DEAR JERRY: Of special interest to me is when you do a “whatever happened to” feature. Now I would like to suggest Matt Lucas a good '60s artist that I haven't heard squat about for over 30 years.
As a Canadian living in Windsor, I recall that Lucas had several R&B-style hits in the Windsor-Detroit area. Most notable among them is probably “I'm Movin' On.”
I once went to one of Matt's concerts, and standing out in my memory is my surprise to see that he was a white singer. Though the label “blue-eyed soul singer” was usually attached to the Righteous Brothers and to the young Tom Jones, no one epitomized that term more than Matt Lucas.
Whatever happened to this energetic entertainer?
Kris Harper, Buffalo, N.Y.
DEAR KRIS: Matt is still energetic, and he is still entertaining. He is constantly touring and performing worldwide at clubs and various rockabilly music festivals.
I recently spoke to the “Blue-Eyed Blues Wonder,” who shares with us some of his memories of those early years especially in the segregated south.
“In Memphis, when we first shipped “I'm Movin' On” to the local dee jays, the reaction was pretty much that it was too wild and crazy. Worse yet, the white pop music format stations wouldn't touch it.
“I even went in person to some of the Memphis area stations, so they could see me. It didn't matter. They said I sounded too black, and considered the song too wild.
“I got tired of hearing that so I went to WDIA, one of top R&B stations in the world. Memphis legends Rufus Thomas and B.B. King were just two of the famous dee jays there. Rufus Thomas asked me “how come your own folks won't play your record?” I said, “Rufus, they say I sound too black."

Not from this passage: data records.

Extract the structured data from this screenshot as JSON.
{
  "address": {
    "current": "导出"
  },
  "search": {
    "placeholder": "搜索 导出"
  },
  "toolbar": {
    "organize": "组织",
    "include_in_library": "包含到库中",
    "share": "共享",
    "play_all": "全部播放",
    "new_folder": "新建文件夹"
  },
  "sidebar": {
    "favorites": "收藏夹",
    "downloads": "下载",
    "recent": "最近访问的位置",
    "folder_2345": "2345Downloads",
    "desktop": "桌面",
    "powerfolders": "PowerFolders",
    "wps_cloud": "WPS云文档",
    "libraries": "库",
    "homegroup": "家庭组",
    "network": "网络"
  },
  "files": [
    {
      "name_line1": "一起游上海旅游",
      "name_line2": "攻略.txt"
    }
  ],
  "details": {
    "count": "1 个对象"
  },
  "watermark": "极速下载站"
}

“Rufus then asked to hear “I'm Movin' On.” After playing it he said, “Matt, you do have a lot of soul and you're gonna have a big hit here. I am going to play the heck out of this record.”
“He played it quite often, then got everyone at WDIA to play it. Then the other black stations jumped on it.”

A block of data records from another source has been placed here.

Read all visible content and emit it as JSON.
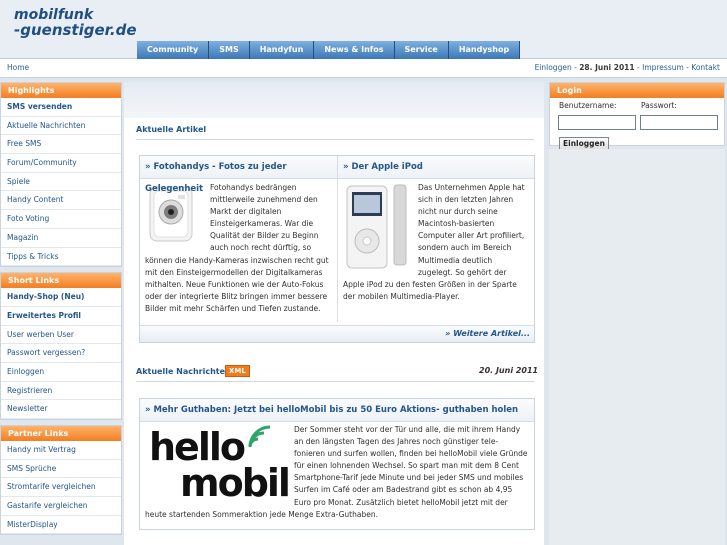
{
  "logo": {
    "line1": "mobilfunk",
    "line2": "-guenstiger.de"
  },
  "nav": [
    "Community",
    "SMS",
    "Handyfun",
    "News & Infos",
    "Service",
    "Handyshop"
  ],
  "breadcrumb": "Home",
  "toplinks": {
    "login": "Einloggen",
    "sep1": " - ",
    "date": "28. Juni 2011",
    "sep2": " - ",
    "impressum": "Impressum",
    "sep3": " - ",
    "kontakt": "Kontakt"
  },
  "sidebar": [
    {
      "title": "Highlights",
      "items": [
        {
          "label": "SMS versenden",
          "bold": true
        },
        {
          "label": "Aktuelle Nachrichten"
        },
        {
          "label": "Free SMS"
        },
        {
          "label": "Forum/Community"
        },
        {
          "label": "Spiele"
        },
        {
          "label": "Handy Content"
        },
        {
          "label": "Foto Voting"
        },
        {
          "label": "Magazin"
        },
        {
          "label": "Tipps & Tricks"
        }
      ]
    },
    {
      "title": "Short Links",
      "items": [
        {
          "label": "Handy-Shop (Neu)",
          "bold": true
        },
        {
          "label": "Erweitertes Profil",
          "bold": true
        },
        {
          "label": "User werben User"
        },
        {
          "label": "Passwort vergessen?"
        },
        {
          "label": "Einloggen"
        },
        {
          "label": "Registrieren"
        },
        {
          "label": "Newsletter"
        }
      ]
    },
    {
      "title": "Partner Links",
      "items": [
        {
          "label": "Handy mit Vertrag"
        },
        {
          "label": "SMS Sprüche"
        },
        {
          "label": "Stromtarife vergleichen"
        },
        {
          "label": "Gastarife vergleichen"
        },
        {
          "label": "MisterDisplay"
        }
      ]
    }
  ],
  "articles": {
    "title": "Aktuelle Artikel",
    "left": {
      "headline": "» Fotohandys - Fotos zu jeder Gelegenheit",
      "text": "Fotohandys bedrängen mittlerweile zunehmend den Markt der digitalen Einsteigerkameras. War die Qualität der Bilder zu Beginn auch noch recht dürftig, so können die Handy-Kameras inzwischen recht gut mit den Einsteigermodellen der Digitalkameras mithalten. Neue Funktionen wie der Auto-Fokus oder der integrierte Blitz bringen immer bessere Bilder mit mehr Schärfen und Tiefen zustande."
    },
    "right": {
      "headline": "» Der Apple iPod",
      "text": "Das Unternehmen Apple hat sich in den letzten Jahren nicht nur durch seine Macintosh-basierten Computer aller Art profiliert, sondern auch im Bereich Multimedia deutlich zugelegt. So gehört der Apple iPod zu den festen Größen in der Sparte der mobilen Multimedia-Player."
    },
    "more": "» Weitere Artikel..."
  },
  "news": {
    "title": "Aktuelle Nachrichten",
    "badge": "XML",
    "date": "20. Juni 2011",
    "headline": "» Mehr Guthaben: Jetzt bei helloMobil bis zu 50 Euro Aktions- guthaben holen",
    "logo_word1": "hello",
    "logo_word2": "mobil",
    "text": "Der Sommer steht vor der Tür und alle, die mit ihrem Handy an den längsten Tagen des Jahres noch günstiger tele- fonieren und surfen wollen, finden bei helloMobil viele Gründe für einen lohnenden Wechsel. So spart man mit dem 8 Cent Smartphone-Tarif jede Minute und bei jeder SMS und mobiles Surfen im Café oder am Badestrand gibt es schon ab 4,95 Euro pro Monat. Zusätzlich bietet helloMobil jetzt mit der heute startenden Sommeraktion jede Menge Extra-Guthaben."
  },
  "login": {
    "title": "Login",
    "user_label": "Benutzername:",
    "pass_label": "Passwort:",
    "button": "Einloggen"
  },
  "colors": {
    "accent_orange": "#f27e22",
    "nav_blue": "#3c78b6",
    "link_blue": "#24568c"
  }
}
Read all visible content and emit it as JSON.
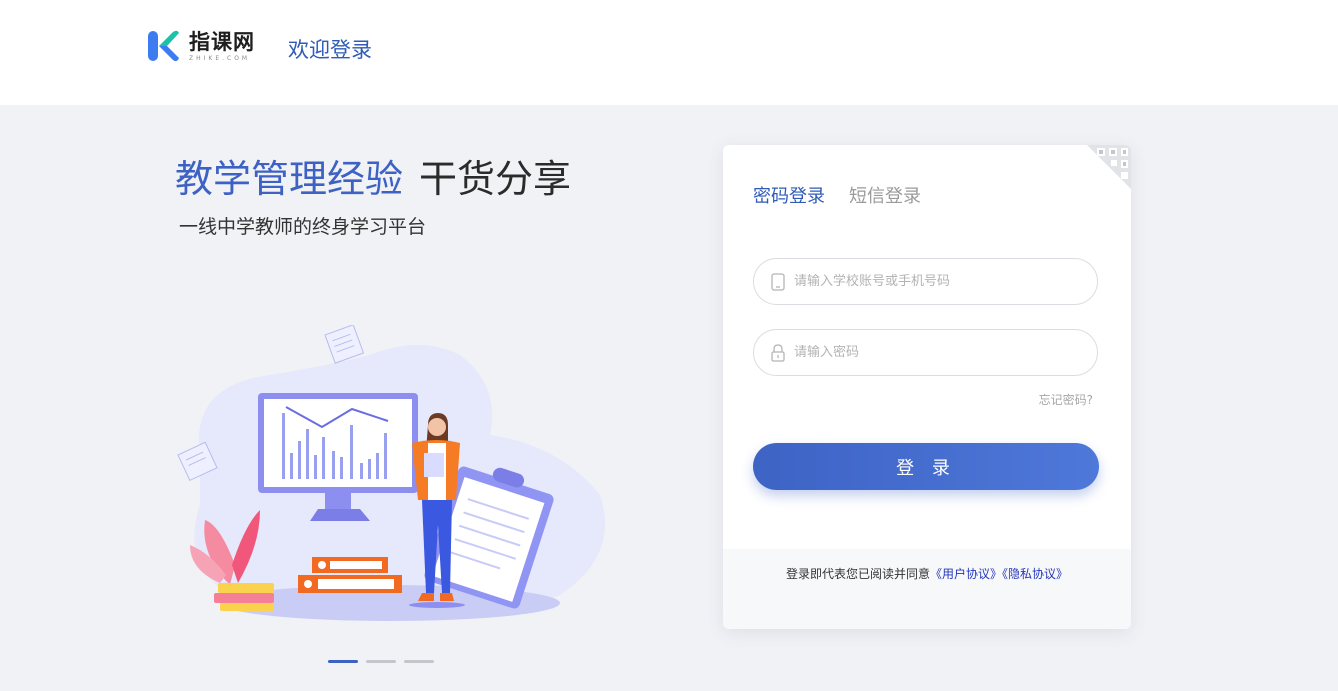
{
  "header": {
    "logo_cn": "指课网",
    "logo_en": "ZHIKE.COM",
    "welcome": "欢迎登录"
  },
  "hero": {
    "title_blue": "教学管理经验",
    "title_dark": "干货分享",
    "subtitle": "一线中学教师的终身学习平台"
  },
  "carousel": {
    "total": 3,
    "active_index": 0
  },
  "login": {
    "tabs": [
      {
        "label": "密码登录",
        "active": true
      },
      {
        "label": "短信登录",
        "active": false
      }
    ],
    "account_placeholder": "请输入学校账号或手机号码",
    "account_value": "",
    "password_placeholder": "请输入密码",
    "password_value": "",
    "forgot": "忘记密码?",
    "submit": "登 录",
    "agreement_prefix": "登录即代表您已阅读并同意",
    "user_agreement": "《用户协议》",
    "privacy_agreement": "《隐私协议》"
  },
  "icons": {
    "logo": "logo-k-icon",
    "phone": "phone-icon",
    "lock": "lock-icon",
    "qr": "qr-code-icon"
  },
  "colors": {
    "accent": "#3d62c4",
    "background": "#f1f2f6",
    "link": "#2637b8"
  }
}
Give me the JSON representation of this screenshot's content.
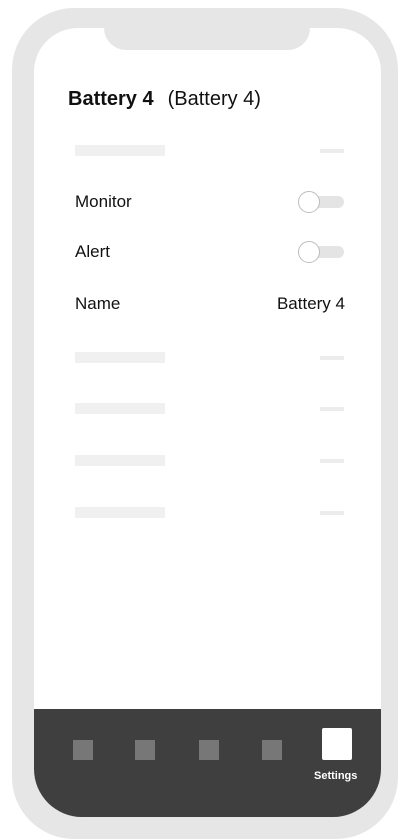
{
  "header": {
    "title": "Battery 4",
    "subtitle": "(Battery 4)"
  },
  "settings": {
    "monitor": {
      "label": "Monitor",
      "enabled": false
    },
    "alert": {
      "label": "Alert",
      "enabled": false
    },
    "name": {
      "label": "Name",
      "value": "Battery 4"
    }
  },
  "tabbar": {
    "active_tab": "settings",
    "settings_label": "Settings"
  }
}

“From that, the record became a big hit in Memphis. It then made the playlists of the white radio stations, like WHBQ. The white radio stations had to play the record because it was a hit, but it all started with Rufus Thomas on WDIA. Next thing I knew, it was climbing all the national (Billboard, Cash Box, Record World, etc.) charts.”
At about this same time, Rufus Thomas was very a hot R&B artist himself, with all of his “dog” hits. He had “The Dog,” then “Walking the Dog,” followed by “Can Your Monkey Do the Dog.”

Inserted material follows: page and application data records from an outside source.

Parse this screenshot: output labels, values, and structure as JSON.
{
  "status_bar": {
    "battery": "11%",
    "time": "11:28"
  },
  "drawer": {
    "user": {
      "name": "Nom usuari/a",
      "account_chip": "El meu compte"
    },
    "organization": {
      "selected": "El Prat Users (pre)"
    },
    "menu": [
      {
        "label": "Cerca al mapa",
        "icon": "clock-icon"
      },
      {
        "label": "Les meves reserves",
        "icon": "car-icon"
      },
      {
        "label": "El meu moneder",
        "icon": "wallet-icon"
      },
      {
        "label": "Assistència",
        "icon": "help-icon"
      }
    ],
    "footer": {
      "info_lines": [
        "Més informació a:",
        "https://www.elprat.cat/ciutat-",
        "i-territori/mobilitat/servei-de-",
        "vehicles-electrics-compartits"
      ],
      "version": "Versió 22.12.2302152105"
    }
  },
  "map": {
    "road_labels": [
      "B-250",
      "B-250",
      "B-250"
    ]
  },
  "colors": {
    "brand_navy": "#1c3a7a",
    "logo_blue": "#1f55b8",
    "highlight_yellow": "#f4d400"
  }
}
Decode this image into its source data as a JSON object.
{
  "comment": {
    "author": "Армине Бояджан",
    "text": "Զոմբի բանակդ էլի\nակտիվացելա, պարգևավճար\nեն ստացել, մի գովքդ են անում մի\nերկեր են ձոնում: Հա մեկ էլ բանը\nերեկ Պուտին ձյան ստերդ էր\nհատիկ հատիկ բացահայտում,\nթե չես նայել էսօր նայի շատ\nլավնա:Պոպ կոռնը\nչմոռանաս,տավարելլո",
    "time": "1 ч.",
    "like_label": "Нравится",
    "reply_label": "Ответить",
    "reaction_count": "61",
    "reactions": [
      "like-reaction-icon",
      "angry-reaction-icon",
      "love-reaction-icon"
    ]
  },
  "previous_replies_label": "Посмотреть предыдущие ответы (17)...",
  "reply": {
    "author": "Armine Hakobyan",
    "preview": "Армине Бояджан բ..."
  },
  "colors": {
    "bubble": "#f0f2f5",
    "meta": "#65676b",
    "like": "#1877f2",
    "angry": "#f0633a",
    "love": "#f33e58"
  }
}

Fortunately, most of Matt's recordings are easily available on one “Greatest Hits” CD. For titles and ordering information, write: Blue Jam Records, PO Box 96, McAlpin FL 32062.
My maiden name was Sweeney, and as a teenager in the '50s I took a lot of good-natured teasing because of a hit song.
I am quite sure the true title is “Call Me Sweetie,” but my friends used to always sing “call me, Sweeney.” Then followed a part about being bitter (sweet-bitter, get it?). The singer is a female with a powerful voice.
Be a sweetie and identify this long lost tune for me.
Janet Sweeney-Morgan, New Haven, Conn.
DEAR JANET: I must take advantage of this opportunity to increase my sweetness ranking.
Your mystery song is “Don't Call Me Sweetie (Cause I'm Bitter),” a summer '57 hit for Eileen Rodgers (Columbia 40908).
Perhaps because your friends did want you to call them, they intentionally omitted the “Don't” from the title, thus leaving it in your memory sans the first word.
You are quite correct about the great voice of Eileen Rodgers. Her Top 20 hit, “Miracle of Love,” is one of the finest pop female vocals of the era. “Treasure of Your Love” is another gem.
IZ ZAT SO? The 1963 hit single of “I'm Movin' On” is Smash 1813 ($8 to $12); however, the original issue came out on Renay 304, a tiny Memphis label. This first pressing can sell for over $100.